Reichelt A, Forster KK, Fischer M, Rovati LC, Setnikar I
University Clinic of Orthopedics,
Rep. of Germany

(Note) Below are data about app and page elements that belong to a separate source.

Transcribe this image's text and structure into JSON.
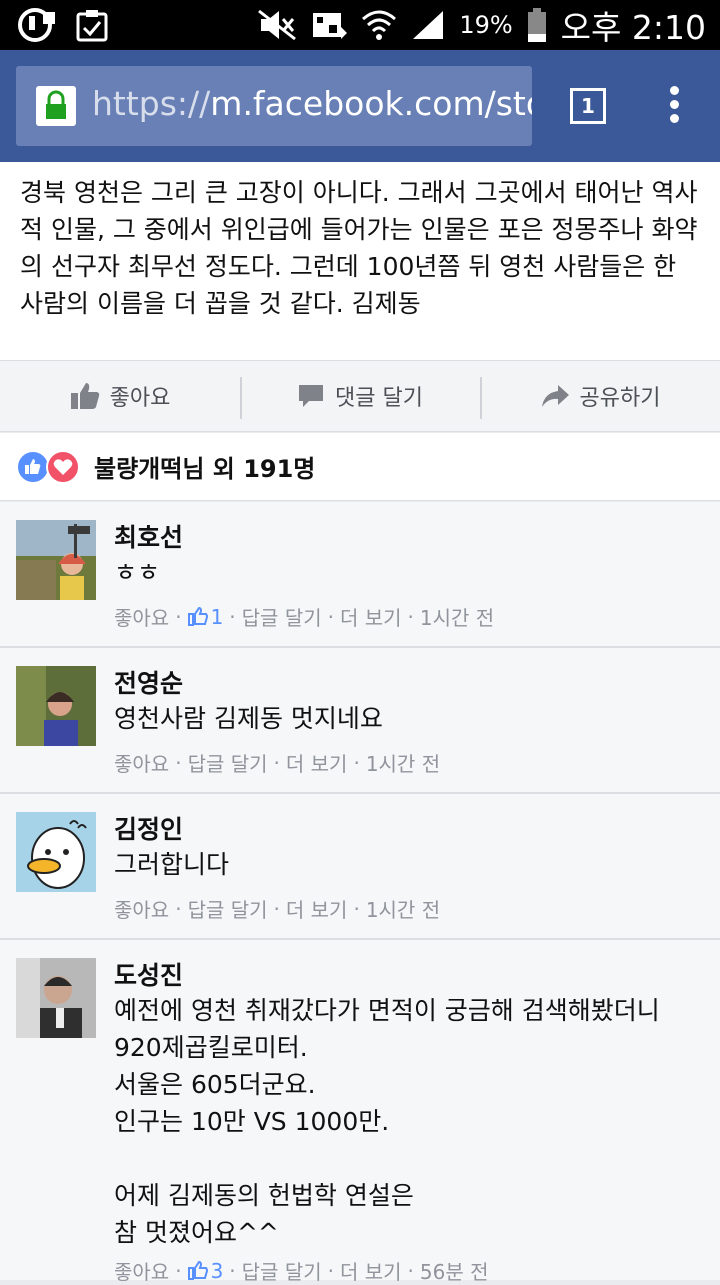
{
  "status_bar": {
    "battery": "19%",
    "time": "오후 2:10"
  },
  "browser": {
    "url_prefix": "https://",
    "url_host": "m.facebook.com/sto",
    "tab_count": "1"
  },
  "post": {
    "text": "경북 영천은 그리 큰 고장이 아니다. 그래서 그곳에서 태어난 역사적 인물, 그 중에서 위인급에 들어가는 인물은 포은 정몽주나 화약의 선구자 최무선 정도다. 그런데 100년쯤 뒤 영천 사람들은 한 사람의 이름을 더 꼽을 것 같다. 김제동"
  },
  "actions": {
    "like": "좋아요",
    "comment": "댓글 달기",
    "share": "공유하기"
  },
  "reactions": {
    "summary": "불량개떡님 외 191명"
  },
  "comments": [
    {
      "name": "최호선",
      "text": "ㅎㅎ",
      "like": "좋아요",
      "like_count": "1",
      "reply": "답글 달기",
      "more": "더 보기",
      "time": "1시간 전"
    },
    {
      "name": "전영순",
      "text": "영천사람 김제동 멋지네요",
      "like": "좋아요",
      "reply": "답글 달기",
      "more": "더 보기",
      "time": "1시간 전"
    },
    {
      "name": "김정인",
      "text": "그러합니다",
      "like": "좋아요",
      "reply": "답글 달기",
      "more": "더 보기",
      "time": "1시간 전"
    },
    {
      "name": "도성진",
      "text": "예전에 영천 취재갔다가 면적이 궁금해 검색해봤더니\n920제곱킬로미터.\n서울은 605더군요.\n인구는 10만 VS 1000만.\n\n어제 김제동의 헌법학 연설은\n참 멋졌어요^^",
      "like": "좋아요",
      "like_count": "3",
      "reply": "답글 달기",
      "more": "더 보기",
      "time": "56분 전"
    }
  ],
  "colors": {
    "facebook_blue": "#3b5998",
    "meta_gray": "#90949c",
    "like_blue": "#5890ff",
    "love_red": "#f25268"
  }
}
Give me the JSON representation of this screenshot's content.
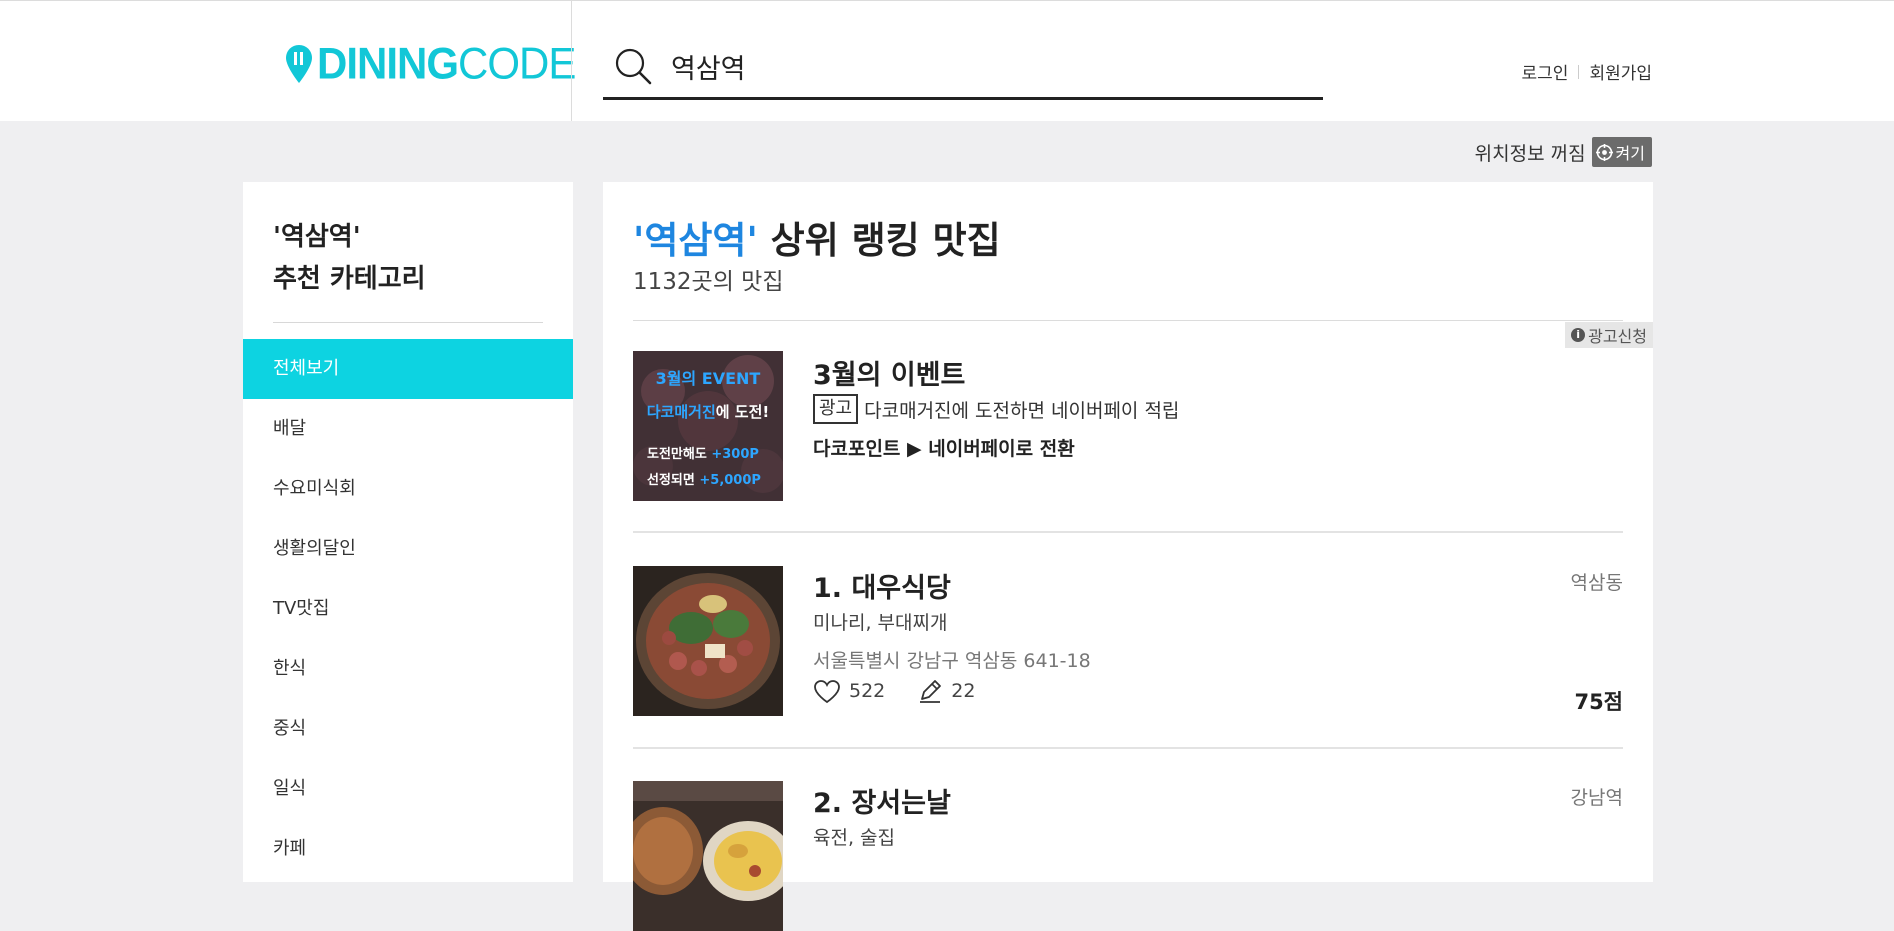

Glucosamine sulfate (Dona, CAS 29031-19-4) is a drug used in the treatment of osteoarthritis. When orally given, it is more effective than placebo and at least as effective as non-steroidal anti-inflammatory drugs in relieving osteoarthritis symptoms. The aim of this multicentre, randomised, placebo-controlled, double-blind, parallel-group study was to assess the efficacy and safety of glucosamine sulfate intramuscularly given on the same parameters. 155 out-patients with knee osteoarthritis (Lequesne's criteria), radiological stage between I and III, Lequesne's severity index of at least 4 points and symptoms for at least 6 months, were treated with i.m. glucosamine sulfate (or placebo) 400 mg twice a week for 6 weeks. Clinic visits were performed at enrollment, after a 2-week baseline, at weekly intervals during treatment and 2 weeks after drug discontinuation. Responders to treatment were considered those patients with a reduction of at least 3 points in the Lequesne index, together with a positive overall judgement by the investigator. The Lequesne index was slightly over 10 points in average in both groups at the beginning of treatment. A significant decrease in the index was observed for glucosamine compared to placebo (3.3 vs. 2.0 points in average, respectively; p < 0.05, Student's t-test). The responder rate in the evaluable patients was 55% with glucosamine (n = 73) and only 33% (n = 69) with placebo (p = 0.012, Fisher's Exact Test). According to the intention-to-treat approach, considering also drop-outs, these proportions were 51% vs. 30% (p = 0.015).